If you need a study/hobby room then you may be able to build a “posh shed” in the garden. Think ahead. Many first-time buyers are opting to jump on to what was traditionally the second step of the ladder. A larger first home that can accommodate children is a future-proof purchase and makes financial sense.

Thanks to stamp duty, estate agency and legal fees, moving is an expensive business. The government-backed Help to Buy equity loan scheme is a good way of getting more house for your money. It is available on many new-build homes. The government lends you up to 20% of the cost of your newly-built home (40% in London), so you'll only need a five per cent cash deposit and a 75% mortgage (55% in London) to make up the rest.

You won't be charged interest on the loan for the first five years of owning your property. Equity loans are available to first-time buyers as well as homeowners looking to move. The home you want to buy must be newly built with a price tag of up to £600,000.

After five years you will be required to pay an interest fee of 1.75% on the loan. This will rise each year by the increase, if any, in the Retail Prices Index plus 1%. The loan is repayable after 25 years or on the sale of the property/ For more details visit https://www.helptobuy.gov.uk/wp-content/uploads/Help-to-Buy-Buyers-Guide-Feb-160216.pdf
 
How effective are the transport links?

Property brochures often tell you that a home is a mere 30-minute drive from the nearest big town/city i.e. your place of work. However, that will be at the quietest time of day. Test the journey when you expect to travel to and from work and you may find it takes 90 minutes. If there is a rail service then check the cost of tickets and the parking provision at the station if it is not within walking distance.


Are the schools good?

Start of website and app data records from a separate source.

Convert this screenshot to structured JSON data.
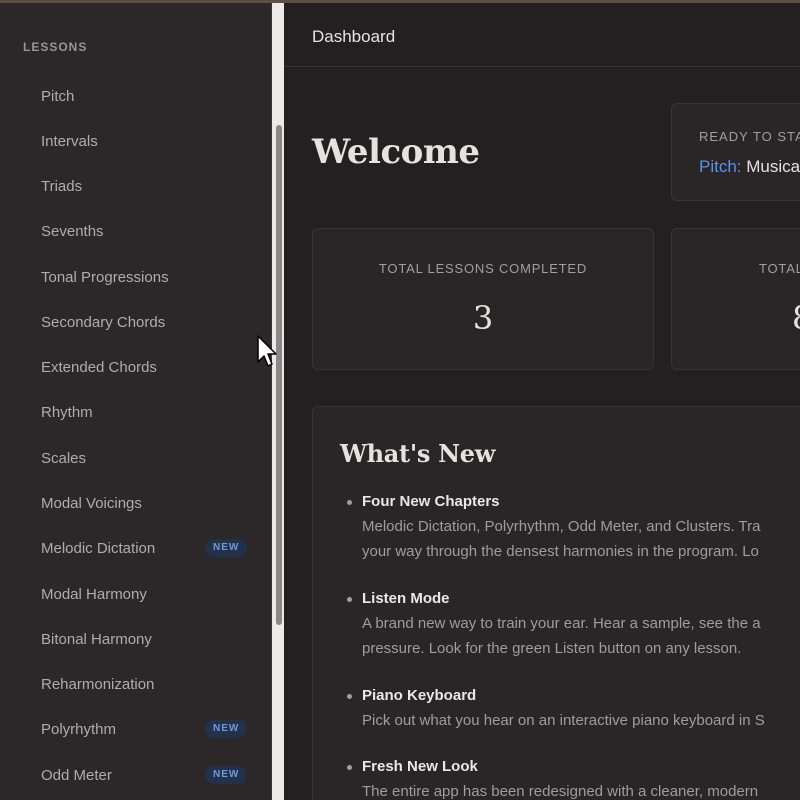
{
  "sidebar": {
    "heading": "LESSONS",
    "items": [
      {
        "label": "Pitch",
        "badge": ""
      },
      {
        "label": "Intervals",
        "badge": ""
      },
      {
        "label": "Triads",
        "badge": ""
      },
      {
        "label": "Sevenths",
        "badge": ""
      },
      {
        "label": "Tonal Progressions",
        "badge": ""
      },
      {
        "label": "Secondary Chords",
        "badge": ""
      },
      {
        "label": "Extended Chords",
        "badge": ""
      },
      {
        "label": "Rhythm",
        "badge": ""
      },
      {
        "label": "Scales",
        "badge": ""
      },
      {
        "label": "Modal Voicings",
        "badge": ""
      },
      {
        "label": "Melodic Dictation",
        "badge": "NEW"
      },
      {
        "label": "Modal Harmony",
        "badge": ""
      },
      {
        "label": "Bitonal Harmony",
        "badge": ""
      },
      {
        "label": "Reharmonization",
        "badge": ""
      },
      {
        "label": "Polyrhythm",
        "badge": "NEW"
      },
      {
        "label": "Odd Meter",
        "badge": "NEW"
      }
    ]
  },
  "header": {
    "title": "Dashboard"
  },
  "main": {
    "welcome": "Welcome",
    "ready": {
      "label": "READY TO STA",
      "category": "Pitch:",
      "lesson": " Musica"
    },
    "stats": [
      {
        "label": "TOTAL LESSONS COMPLETED",
        "value": "3"
      },
      {
        "label": "TOTAL",
        "value": "8"
      }
    ],
    "whats_new": {
      "title": "What's New",
      "items": [
        {
          "head": "Four New Chapters",
          "lines": [
            "Melodic Dictation, Polyrhythm, Odd Meter, and Clusters. Tra",
            "your way through the densest harmonies in the program. Lo"
          ]
        },
        {
          "head": "Listen Mode",
          "lines": [
            "A brand new way to train your ear. Hear a sample, see the a",
            "pressure. Look for the green Listen button on any lesson."
          ]
        },
        {
          "head": "Piano Keyboard",
          "lines": [
            "Pick out what you hear on an interactive piano keyboard in S"
          ]
        },
        {
          "head": "Fresh New Look",
          "lines": [
            "The entire app has been redesigned with a cleaner, modern"
          ]
        }
      ]
    }
  },
  "colors": {
    "accent": "#5b93e6",
    "badge_bg": "#23324a",
    "background": "#242021",
    "sidebar_bg": "#2c2729"
  },
  "icons": {
    "cursor": "arrow-cursor-icon",
    "bullet": "bullet-dot-icon"
  }
}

If having children is part of your plan then check out the local schools. This government site enables you to check he performance of primary and secondary schools. You should also check out catchment areas by contacting the school or local authority.  I cannot stress how important this is.

Discovering that the local school is poor or that you aren’t in the catchment area for the best school can lead to disappointment and an expensive and emotionally upsetting move.

Publish date: 11/09/2017